|Honing steel rod||9||A honing rod is your knives' comrade. Make it a habit to use this and condition the edges of your blades before any food-prepping session, and you'll have faultless knives for life.|
|Knife block||N/A||All these terrific tools can be misplaced without something keeping them together. That's what the knife block is for.|
Investing in a good kitchen knife set is important, an essential kitchen tool you need for your cooking endeavors. So it's only important to know what makes it worthy of throwing money on. Here's why we know we'll get a Henckels set.
Henckels' twin logo has established a reputation since 1731. You may have seen it on the shelves under the premium knives section. Perhaps you've heard it from your cooking enthusiast friends or have seen it used by a celebrity chef.`
Credibility is what Henckels have achieved over the years. Their knives have the kind of quality that passes through word-of-mouth, and that's something you want to have in your kitchen.
To sharpen knives well, you need to allot time for it. While there are excellent whetstones that will put your knives back in pristine edge condition, it's also equally important for a blade to have a sharpness that can last months or even years. That's what this Henckels knife set can do.
Henckels knives will leave you wanting nothing. The slots where the knives are inserted can be a little more precise to fit the blades completely. But this is a minor hiccup that you can resolve with a few wood crafting skills or a new knife block purchase.
More than art and taste, preparing food is an experience. It is a moment enjoyed by the cook—a process rich in romance that hinges on presentation and taste.
To improve a person's food experience, growth in cooking must come first. And Henckels knives' shortens the road to get there. With a premium knife set, it becomes a breeze to practice and execute your desired food prep outcome, and it can all happen in the comfort of your kitchen. So invest in Henckels, and invest in growing your food preparation skills.

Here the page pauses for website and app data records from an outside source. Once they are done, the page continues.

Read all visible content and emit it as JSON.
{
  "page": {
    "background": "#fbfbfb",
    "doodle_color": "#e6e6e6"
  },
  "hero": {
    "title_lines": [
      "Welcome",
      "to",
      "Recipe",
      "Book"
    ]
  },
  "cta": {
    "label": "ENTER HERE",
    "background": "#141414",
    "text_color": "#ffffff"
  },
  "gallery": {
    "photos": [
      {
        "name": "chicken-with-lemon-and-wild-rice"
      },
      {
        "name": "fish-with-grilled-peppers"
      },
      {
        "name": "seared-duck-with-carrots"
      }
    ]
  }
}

If you want to explore more knife sets that can help you reach your desired food-prepping expertise, look at the blogs on our website. It contains knife reviews from other brands that will hone your buying decision.